Posted January 2nd, 2018 to Blog

redink-capitol

Senator Joni Ernst is using Facebook to gin up support for the new tax bill. It is a one-sided picture, to say the least.

So, what does it really mean for Iowans that the tax bill is law?

  • Middle and low-income Iowans will see temporary ​tax cuts in the short term that are ​drastically smaller​​ than those high-income taxpayers will see — and these will be taken away or turned into tax increases by 2027 to help pay for permanent tax cuts for corporations.
  • Millions of people nationwide will lose health insurance coverage as elimination of the individual mandate drives up costs for all.
  • The wealthy will keep more millions of dollars that have never been taxed due to further exemptions in the estate tax.
  • The Child Tax Credit will be extended to affluent families who do not need assistance, while 86,000 children in working families in Iowa receive a token increase of $75 or less — both expansions to evaporate after 2025.
  • Businesses will get enormous, permanent tax breaks with no requirements to create jobs.

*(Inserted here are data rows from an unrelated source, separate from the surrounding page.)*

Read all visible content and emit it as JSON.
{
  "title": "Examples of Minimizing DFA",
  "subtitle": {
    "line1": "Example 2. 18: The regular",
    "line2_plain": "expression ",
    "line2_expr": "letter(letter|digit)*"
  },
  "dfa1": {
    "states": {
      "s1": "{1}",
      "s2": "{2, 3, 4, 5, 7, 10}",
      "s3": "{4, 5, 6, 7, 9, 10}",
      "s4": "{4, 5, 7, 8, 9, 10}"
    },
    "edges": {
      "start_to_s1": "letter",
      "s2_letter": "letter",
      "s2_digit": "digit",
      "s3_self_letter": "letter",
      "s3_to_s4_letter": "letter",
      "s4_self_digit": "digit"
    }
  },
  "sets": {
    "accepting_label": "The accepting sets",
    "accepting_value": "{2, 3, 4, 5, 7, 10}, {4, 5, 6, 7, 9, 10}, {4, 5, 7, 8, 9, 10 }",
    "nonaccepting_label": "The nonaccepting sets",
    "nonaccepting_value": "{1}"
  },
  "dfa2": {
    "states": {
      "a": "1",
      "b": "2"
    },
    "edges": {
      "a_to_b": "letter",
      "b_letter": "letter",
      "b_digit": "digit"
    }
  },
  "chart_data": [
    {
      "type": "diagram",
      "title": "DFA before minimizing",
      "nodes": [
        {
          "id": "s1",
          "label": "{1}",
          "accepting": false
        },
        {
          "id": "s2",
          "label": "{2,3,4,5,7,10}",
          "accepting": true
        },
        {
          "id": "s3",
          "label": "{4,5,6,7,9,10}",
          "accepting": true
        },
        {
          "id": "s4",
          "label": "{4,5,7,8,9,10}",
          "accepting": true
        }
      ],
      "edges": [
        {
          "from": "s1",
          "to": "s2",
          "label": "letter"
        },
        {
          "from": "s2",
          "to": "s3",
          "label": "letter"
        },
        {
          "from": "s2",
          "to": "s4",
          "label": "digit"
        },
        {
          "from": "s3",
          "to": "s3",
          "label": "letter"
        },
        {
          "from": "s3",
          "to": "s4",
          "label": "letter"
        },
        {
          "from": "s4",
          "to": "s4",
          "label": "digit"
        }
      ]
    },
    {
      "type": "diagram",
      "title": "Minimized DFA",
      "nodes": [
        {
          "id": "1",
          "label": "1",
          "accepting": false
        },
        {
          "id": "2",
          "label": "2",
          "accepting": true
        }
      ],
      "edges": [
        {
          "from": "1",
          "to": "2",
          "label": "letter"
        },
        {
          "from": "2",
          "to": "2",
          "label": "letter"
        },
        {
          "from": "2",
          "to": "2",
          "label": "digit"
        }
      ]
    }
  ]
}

Some might recall a longtime radio commentator, Paul Harvey, and his “Rest of the Story” pieces. The points above are the “rest of the story” that you might not hear from backers of the latest tax giveaway in Congress. You might be OK with them and call them the “best of the story.”

Or, you might be concerned about the impact they will have on U.S. and Iowa families, on national debt and new challenges they bring to the safety net, and call them the “worst of the story.”

But they are the real story, and they should not be forgotten as the spin continues.

2017-owen5464Mike Owen is executive director of the nonpartisan Iowa Policy Project in Iowa City. mikeowen@iowapolicyproject.org